### Requirement
Take from the data every line in which the word "content" is found.

====== Data supplied ======

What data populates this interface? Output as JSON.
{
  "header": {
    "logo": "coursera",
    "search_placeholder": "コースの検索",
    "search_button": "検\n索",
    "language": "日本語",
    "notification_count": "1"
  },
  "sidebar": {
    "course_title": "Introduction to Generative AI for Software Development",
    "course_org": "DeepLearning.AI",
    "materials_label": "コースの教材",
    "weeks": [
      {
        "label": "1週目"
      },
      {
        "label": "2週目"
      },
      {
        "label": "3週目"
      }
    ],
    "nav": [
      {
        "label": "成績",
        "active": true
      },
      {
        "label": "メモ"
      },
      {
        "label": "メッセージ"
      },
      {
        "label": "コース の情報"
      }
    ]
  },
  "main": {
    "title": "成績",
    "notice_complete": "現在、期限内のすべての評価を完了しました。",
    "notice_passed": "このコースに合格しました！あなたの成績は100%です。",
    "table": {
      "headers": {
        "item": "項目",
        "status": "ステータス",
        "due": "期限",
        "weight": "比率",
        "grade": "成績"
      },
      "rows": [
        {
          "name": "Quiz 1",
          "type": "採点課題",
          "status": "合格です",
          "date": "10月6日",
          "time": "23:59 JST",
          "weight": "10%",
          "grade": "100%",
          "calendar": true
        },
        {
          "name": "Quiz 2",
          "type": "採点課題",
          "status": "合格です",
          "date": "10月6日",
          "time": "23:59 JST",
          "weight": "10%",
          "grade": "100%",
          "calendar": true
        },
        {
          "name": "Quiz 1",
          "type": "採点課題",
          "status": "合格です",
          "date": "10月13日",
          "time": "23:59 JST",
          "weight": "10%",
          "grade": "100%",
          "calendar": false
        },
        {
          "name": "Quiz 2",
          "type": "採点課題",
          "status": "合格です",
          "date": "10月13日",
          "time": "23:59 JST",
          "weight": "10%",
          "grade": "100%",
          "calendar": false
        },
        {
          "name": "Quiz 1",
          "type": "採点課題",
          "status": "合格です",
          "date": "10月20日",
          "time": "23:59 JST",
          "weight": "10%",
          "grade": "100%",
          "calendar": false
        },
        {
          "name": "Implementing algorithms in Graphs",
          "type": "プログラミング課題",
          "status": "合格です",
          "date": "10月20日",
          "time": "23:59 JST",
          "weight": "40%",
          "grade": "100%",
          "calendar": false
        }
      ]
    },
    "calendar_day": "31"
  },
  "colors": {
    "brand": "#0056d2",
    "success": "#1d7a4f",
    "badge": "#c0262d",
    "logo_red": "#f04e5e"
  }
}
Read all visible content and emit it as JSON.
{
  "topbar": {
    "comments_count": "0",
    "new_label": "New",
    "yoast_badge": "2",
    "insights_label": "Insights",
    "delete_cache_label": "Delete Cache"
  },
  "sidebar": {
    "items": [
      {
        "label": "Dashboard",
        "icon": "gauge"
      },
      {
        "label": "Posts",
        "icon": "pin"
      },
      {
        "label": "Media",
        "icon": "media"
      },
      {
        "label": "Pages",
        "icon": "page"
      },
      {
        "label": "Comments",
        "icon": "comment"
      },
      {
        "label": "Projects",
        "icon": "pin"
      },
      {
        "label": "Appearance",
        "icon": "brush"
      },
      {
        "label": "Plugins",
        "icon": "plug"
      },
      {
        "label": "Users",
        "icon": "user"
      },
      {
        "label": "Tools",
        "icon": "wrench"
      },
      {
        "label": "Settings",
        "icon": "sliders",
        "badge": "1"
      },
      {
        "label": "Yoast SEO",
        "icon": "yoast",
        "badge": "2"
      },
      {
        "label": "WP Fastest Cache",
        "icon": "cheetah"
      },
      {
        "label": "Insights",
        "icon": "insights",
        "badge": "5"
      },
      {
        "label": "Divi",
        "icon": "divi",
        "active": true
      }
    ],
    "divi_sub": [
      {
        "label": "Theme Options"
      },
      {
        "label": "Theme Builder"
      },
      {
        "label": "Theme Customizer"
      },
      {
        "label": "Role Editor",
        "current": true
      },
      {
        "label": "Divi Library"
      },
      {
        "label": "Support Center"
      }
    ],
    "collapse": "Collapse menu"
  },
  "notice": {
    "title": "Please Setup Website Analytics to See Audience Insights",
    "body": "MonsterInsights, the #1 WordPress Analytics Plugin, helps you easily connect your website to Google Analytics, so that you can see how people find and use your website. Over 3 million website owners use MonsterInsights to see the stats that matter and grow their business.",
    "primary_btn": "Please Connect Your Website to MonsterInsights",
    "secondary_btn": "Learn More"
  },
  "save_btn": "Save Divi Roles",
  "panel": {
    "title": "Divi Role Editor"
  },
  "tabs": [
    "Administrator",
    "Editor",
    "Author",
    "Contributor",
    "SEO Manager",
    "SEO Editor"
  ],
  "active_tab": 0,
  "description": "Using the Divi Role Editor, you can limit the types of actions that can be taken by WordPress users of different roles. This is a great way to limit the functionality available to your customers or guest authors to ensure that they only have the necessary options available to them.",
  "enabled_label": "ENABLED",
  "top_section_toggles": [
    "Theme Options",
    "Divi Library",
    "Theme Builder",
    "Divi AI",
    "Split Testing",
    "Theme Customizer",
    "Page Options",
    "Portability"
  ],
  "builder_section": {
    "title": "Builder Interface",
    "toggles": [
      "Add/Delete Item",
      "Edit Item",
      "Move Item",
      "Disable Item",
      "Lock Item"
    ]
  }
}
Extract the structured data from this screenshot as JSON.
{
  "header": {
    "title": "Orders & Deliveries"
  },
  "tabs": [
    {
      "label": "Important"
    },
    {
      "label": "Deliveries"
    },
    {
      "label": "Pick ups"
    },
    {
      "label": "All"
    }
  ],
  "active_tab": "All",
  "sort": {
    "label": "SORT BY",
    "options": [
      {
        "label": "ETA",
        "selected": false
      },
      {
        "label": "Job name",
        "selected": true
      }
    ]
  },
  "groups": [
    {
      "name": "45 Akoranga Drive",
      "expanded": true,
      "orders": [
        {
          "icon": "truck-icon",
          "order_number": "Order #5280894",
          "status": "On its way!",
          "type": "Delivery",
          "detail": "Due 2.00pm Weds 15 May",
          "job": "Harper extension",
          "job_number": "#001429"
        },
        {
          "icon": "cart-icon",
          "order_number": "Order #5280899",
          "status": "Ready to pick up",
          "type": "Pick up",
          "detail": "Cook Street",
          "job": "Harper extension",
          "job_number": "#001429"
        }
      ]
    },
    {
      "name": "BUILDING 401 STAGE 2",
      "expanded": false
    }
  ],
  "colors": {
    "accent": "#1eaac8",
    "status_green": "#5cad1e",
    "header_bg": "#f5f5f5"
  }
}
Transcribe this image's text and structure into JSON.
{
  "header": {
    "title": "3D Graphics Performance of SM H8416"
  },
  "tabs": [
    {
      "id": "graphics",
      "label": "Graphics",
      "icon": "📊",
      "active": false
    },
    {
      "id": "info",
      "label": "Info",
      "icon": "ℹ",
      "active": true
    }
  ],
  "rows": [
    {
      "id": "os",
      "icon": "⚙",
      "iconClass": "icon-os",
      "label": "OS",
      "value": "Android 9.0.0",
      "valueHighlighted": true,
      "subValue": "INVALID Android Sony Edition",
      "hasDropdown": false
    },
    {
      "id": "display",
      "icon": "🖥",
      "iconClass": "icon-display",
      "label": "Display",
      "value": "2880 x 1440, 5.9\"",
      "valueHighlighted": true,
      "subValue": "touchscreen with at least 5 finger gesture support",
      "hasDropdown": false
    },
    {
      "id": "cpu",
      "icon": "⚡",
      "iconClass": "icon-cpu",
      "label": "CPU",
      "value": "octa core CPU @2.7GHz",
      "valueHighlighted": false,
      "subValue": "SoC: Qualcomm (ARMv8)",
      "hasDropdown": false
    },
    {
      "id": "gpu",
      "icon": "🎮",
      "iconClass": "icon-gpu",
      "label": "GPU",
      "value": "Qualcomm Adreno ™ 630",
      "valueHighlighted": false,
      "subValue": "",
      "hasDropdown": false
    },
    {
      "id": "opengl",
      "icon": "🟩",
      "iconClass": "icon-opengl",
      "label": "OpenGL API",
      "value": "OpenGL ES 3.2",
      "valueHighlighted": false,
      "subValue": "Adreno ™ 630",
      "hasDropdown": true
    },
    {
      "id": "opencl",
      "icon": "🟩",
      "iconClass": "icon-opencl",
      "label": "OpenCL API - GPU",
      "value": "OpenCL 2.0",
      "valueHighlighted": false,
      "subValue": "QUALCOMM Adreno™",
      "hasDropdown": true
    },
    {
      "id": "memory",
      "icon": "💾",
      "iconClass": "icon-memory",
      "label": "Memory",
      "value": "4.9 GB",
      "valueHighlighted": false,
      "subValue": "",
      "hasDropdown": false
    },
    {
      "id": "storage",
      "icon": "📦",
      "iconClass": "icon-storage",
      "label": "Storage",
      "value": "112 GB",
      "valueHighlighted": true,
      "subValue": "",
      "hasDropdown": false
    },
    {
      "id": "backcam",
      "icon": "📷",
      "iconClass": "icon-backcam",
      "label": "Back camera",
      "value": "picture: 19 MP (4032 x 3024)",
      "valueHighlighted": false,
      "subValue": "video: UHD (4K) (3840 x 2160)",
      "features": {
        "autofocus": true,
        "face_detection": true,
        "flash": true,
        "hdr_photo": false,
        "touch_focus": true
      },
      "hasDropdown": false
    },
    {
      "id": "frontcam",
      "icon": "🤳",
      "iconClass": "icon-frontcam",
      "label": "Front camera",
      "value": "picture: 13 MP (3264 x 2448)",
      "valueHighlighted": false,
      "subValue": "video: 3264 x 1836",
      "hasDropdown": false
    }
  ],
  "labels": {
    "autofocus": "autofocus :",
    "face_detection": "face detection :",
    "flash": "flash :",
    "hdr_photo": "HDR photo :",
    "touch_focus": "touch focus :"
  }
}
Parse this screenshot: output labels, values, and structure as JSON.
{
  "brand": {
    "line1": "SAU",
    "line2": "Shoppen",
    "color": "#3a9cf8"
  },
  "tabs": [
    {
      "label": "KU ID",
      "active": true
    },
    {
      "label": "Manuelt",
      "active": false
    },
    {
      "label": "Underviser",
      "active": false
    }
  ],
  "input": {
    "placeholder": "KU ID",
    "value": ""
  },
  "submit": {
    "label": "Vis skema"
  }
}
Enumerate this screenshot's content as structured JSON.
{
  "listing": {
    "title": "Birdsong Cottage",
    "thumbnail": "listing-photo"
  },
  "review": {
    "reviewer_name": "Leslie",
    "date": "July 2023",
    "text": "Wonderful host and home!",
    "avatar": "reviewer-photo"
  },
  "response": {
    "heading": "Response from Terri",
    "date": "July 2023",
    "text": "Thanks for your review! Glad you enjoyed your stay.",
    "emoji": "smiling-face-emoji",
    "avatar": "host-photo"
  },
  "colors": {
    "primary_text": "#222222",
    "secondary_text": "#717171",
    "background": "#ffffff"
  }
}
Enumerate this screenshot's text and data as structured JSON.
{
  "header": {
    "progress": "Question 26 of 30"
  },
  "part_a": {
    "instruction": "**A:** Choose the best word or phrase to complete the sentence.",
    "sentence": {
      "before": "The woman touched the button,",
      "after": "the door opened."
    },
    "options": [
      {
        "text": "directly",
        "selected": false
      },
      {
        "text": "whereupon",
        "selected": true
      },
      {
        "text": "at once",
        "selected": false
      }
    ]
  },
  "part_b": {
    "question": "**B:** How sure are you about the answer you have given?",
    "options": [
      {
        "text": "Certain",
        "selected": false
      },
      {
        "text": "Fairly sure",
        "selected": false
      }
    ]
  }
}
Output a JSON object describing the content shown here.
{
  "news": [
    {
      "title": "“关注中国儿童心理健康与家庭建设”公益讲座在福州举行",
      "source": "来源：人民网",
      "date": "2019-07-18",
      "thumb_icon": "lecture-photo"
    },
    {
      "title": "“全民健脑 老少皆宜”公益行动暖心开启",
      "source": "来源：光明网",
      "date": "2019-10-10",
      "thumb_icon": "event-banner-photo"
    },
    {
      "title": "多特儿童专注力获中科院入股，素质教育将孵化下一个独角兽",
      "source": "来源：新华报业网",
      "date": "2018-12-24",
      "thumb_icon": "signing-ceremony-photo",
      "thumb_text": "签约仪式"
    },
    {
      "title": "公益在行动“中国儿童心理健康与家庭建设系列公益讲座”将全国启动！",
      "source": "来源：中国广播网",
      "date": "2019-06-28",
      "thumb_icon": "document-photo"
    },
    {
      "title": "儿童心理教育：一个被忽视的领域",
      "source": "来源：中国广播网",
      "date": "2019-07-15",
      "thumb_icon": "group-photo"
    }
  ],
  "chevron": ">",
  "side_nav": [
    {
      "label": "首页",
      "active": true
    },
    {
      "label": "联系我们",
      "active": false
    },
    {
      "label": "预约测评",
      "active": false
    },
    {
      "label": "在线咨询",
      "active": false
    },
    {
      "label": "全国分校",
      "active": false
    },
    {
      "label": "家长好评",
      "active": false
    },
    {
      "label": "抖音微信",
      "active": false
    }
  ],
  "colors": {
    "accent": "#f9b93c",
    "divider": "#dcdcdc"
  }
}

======

### Answer for the task
Read all visible content and emit it as JSON.
Enumerate this screenshot's content as structured JSON.
Output a JSON object describing the content shown here.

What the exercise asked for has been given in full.